(Source information)
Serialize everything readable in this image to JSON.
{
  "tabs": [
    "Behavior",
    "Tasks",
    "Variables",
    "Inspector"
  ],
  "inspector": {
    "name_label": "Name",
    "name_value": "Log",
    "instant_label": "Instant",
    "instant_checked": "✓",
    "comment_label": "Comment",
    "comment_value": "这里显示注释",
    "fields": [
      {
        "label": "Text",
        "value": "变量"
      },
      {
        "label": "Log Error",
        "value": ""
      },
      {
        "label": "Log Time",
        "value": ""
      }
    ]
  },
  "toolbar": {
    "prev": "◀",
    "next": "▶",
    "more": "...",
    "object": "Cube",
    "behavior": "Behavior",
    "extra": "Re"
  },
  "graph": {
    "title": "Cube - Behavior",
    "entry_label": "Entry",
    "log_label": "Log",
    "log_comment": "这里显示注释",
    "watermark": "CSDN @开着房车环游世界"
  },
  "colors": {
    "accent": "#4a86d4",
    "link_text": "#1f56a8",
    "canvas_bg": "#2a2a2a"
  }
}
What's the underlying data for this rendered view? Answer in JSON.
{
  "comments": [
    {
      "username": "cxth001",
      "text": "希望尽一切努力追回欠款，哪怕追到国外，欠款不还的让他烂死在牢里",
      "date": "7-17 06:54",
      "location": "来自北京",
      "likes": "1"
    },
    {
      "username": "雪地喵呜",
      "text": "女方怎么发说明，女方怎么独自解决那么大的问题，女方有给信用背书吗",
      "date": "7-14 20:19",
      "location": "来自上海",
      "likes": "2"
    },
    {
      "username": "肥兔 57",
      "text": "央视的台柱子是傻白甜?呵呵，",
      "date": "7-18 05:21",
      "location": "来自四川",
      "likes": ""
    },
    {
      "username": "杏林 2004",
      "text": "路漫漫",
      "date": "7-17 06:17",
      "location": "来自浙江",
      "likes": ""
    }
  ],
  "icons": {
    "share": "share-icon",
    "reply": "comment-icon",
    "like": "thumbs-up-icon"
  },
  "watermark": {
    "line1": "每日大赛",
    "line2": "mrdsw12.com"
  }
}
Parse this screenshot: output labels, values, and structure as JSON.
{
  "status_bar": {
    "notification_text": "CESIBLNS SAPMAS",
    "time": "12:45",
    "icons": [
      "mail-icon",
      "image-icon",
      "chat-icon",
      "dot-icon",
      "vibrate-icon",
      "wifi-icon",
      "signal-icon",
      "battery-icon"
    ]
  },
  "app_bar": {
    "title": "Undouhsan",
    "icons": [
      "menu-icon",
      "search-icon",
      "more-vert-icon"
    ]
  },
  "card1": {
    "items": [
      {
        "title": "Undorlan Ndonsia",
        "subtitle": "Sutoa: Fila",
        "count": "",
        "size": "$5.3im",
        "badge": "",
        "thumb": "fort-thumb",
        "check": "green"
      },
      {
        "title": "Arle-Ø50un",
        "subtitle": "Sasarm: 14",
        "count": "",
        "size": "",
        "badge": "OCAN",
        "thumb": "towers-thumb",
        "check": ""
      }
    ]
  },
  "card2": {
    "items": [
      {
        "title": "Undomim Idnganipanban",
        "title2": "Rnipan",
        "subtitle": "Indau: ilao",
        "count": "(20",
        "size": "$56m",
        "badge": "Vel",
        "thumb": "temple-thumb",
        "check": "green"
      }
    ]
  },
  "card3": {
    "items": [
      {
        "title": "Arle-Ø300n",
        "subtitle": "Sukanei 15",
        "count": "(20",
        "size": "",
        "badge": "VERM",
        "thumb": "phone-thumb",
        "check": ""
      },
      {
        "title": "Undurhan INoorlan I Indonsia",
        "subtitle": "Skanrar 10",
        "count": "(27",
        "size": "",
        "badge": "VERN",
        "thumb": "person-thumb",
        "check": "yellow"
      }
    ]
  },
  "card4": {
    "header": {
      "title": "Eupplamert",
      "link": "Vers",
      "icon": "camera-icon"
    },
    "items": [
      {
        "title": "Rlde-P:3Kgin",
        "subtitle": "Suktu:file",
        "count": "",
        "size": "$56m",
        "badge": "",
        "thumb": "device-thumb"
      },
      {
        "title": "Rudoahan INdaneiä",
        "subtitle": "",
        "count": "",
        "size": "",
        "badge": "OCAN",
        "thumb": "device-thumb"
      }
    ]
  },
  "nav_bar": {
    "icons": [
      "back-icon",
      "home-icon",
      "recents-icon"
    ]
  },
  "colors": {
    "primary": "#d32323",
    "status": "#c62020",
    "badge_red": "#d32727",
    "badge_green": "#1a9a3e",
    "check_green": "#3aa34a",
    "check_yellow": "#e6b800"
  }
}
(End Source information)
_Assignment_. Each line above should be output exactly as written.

_Result for this task_.
Serialize everything readable in this image to JSON.
{
  "tabs": [
    "Behavior",
    "Tasks",
    "Variables",
    "Inspector"
  ],
  "inspector": {
    "name_label": "Name",
    "name_value": "Log",
    "instant_label": "Instant",
    "instant_checked": "✓",
    "comment_label": "Comment",
    "comment_value": "这里显示注释",
    "fields": [
      {
        "label": "Text",
        "value": "变量"
      },
      {
        "label": "Log Error",
        "value": ""
      },
      {
        "label": "Log Time",
        "value": ""
      }
    ]
  },
  "toolbar": {
    "prev": "◀",
    "next": "▶",
    "more": "...",
    "object": "Cube",
    "behavior": "Behavior",
    "extra": "Re"
  },
  "graph": {
    "title": "Cube - Behavior",
    "entry_label": "Entry",
    "log_label": "Log",
    "log_comment": "这里显示注释",
    "watermark": "CSDN @开着房车环游世界"
  },
  "colors": {
    "accent": "#4a86d4",
    "link_text": "#1f56a8",
    "canvas_bg": "#2a2a2a"
  }
}
What's the underlying data for this rendered view? Answer in JSON.
{
  "comments": [
    {
      "username": "cxth001",
      "text": "希望尽一切努力追回欠款，哪怕追到国外，欠款不还的让他烂死在牢里",
      "date": "7-17 06:54",
      "location": "来自北京",
      "likes": "1"
    },
    {
      "username": "雪地喵呜",
      "text": "女方怎么发说明，女方怎么独自解决那么大的问题，女方有给信用背书吗",
      "date": "7-14 20:19",
      "location": "来自上海",
      "likes": "2"
    },
    {
      "username": "肥兔 57",
      "text": "央视的台柱子是傻白甜?呵呵，",
      "date": "7-18 05:21",
      "location": "来自四川",
      "likes": ""
    },
    {
      "username": "杏林 2004",
      "text": "路漫漫",
      "date": "7-17 06:17",
      "location": "来自浙江",
      "likes": ""
    }
  ],
  "icons": {
    "share": "share-icon",
    "reply": "comment-icon",
    "like": "thumbs-up-icon"
  },
  "watermark": {
    "line1": "每日大赛",
    "line2": "mrdsw12.com"
  }
}
Parse this screenshot: output labels, values, and structure as JSON.
{
  "status_bar": {
    "notification_text": "CESIBLNS SAPMAS",
    "time": "12:45",
    "icons": [
      "mail-icon",
      "image-icon",
      "chat-icon",
      "dot-icon",
      "vibrate-icon",
      "wifi-icon",
      "signal-icon",
      "battery-icon"
    ]
  },
  "app_bar": {
    "title": "Undouhsan",
    "icons": [
      "menu-icon",
      "search-icon",
      "more-vert-icon"
    ]
  },
  "card1": {
    "items": [
      {
        "title": "Undorlan Ndonsia",
        "subtitle": "Sutoa: Fila",
        "count": "",
        "size": "$5.3im",
        "badge": "",
        "thumb": "fort-thumb",
        "check": "green"
      },
      {
        "title": "Arle-Ø50un",
        "subtitle": "Sasarm: 14",
        "count": "",
        "size": "",
        "badge": "OCAN",
        "thumb": "towers-thumb",
        "check": ""
      }
    ]
  },
  "card2": {
    "items": [
      {
        "title": "Undomim Idnganipanban",
        "title2": "Rnipan",
        "subtitle": "Indau: ilao",
        "count": "(20",
        "size": "$56m",
        "badge": "Vel",
        "thumb": "temple-thumb",
        "check": "green"
      }
    ]
  },
  "card3": {
    "items": [
      {
        "title": "Arle-Ø300n",
        "subtitle": "Sukanei 15",
        "count": "(20",
        "size": "",
        "badge": "VERM",
        "thumb": "phone-thumb",
        "check": ""
      },
      {
        "title": "Undurhan INoorlan I Indonsia",
        "subtitle": "Skanrar 10",
        "count": "(27",
        "size": "",
        "badge": "VERN",
        "thumb": "person-thumb",
        "check": "yellow"
      }
    ]
  },
  "card4": {
    "header": {
      "title": "Eupplamert",
      "link": "Vers",
      "icon": "camera-icon"
    },
    "items": [
      {
        "title": "Rlde-P:3Kgin",
        "subtitle": "Suktu:file",
        "count": "",
        "size": "$56m",
        "badge": "",
        "thumb": "device-thumb"
      },
      {
        "title": "Rudoahan INdaneiä",
        "subtitle": "",
        "count": "",
        "size": "",
        "badge": "OCAN",
        "thumb": "device-thumb"
      }
    ]
  },
  "nav_bar": {
    "icons": [
      "back-icon",
      "home-icon",
      "recents-icon"
    ]
  },
  "colors": {
    "primary": "#d32323",
    "status": "#c62020",
    "badge_red": "#d32727",
    "badge_green": "#1a9a3e",
    "check_green": "#3aa34a",
    "check_yellow": "#e6b800"
  }
}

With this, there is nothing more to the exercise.